We present results from Atacama Large Millimeter/submillimeter Array (ALMA) 1.2 mm continuum observations of a sample of 27 star-forming galaxies at

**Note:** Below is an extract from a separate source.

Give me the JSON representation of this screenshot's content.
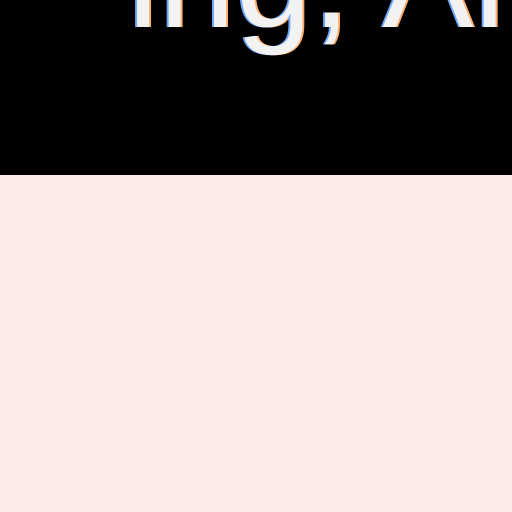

z= 2.12.5 from the MOSFIRE Deep Evolution Field survey with metallicity and star formation rate measurements from optical emission lines. Using stacks of Spitzer, Herschel, and ALMA photometry (rest frame 8400 m), we examine the infrared (IR) spectral energy distributions (SED) of z2.3 subsolar-metallicity (0.5 Z) luminous infrared galaxies (LIRGs). We find that the data agree well with an average template of higher-luminosity local low-metallicity dwarf galaxies (reduced 2 = 1.8). When compared with the commonly used templates for solar-metallicity local galaxies or high-redshift LIRGs and ultraluminous IR galaxies, even in the most favorable case (with reduced 2 = 2.8), the templates are rejected at >98% confidence. The broader and hotter IR SED of both the local dwarfs and high-redshift subsolar-metallicity galaxies may result from different grain properties or a harder/more intense ionizing radiation field that increases the dust temperature. The obscured star formation rate (SFR) indicated by the far-IR emission of the subsolar-metallicity galaxies is only 60% of the total SFR, considerably lower than that of the local LIRGs with 96%97% obscured fractions. Due to the evolving IR SED shape, the local LIRG templates fit to mid-IR data overestimate the RayleighJeans tail measurements by a factor of 220. These templates underestimate IR luminosities if fit to the observed ALMA fluxes by >0.4 dex. At a given stellar mass or metallicity, dust masses at z2.3 are an order of magnitude higher than z0. Given the predicted molecular gas fractions, the observed z2.3 dust-to-stellar mass ratios suggest lower dust-to-molecular gas masses than in local galaxies with similar metallicities.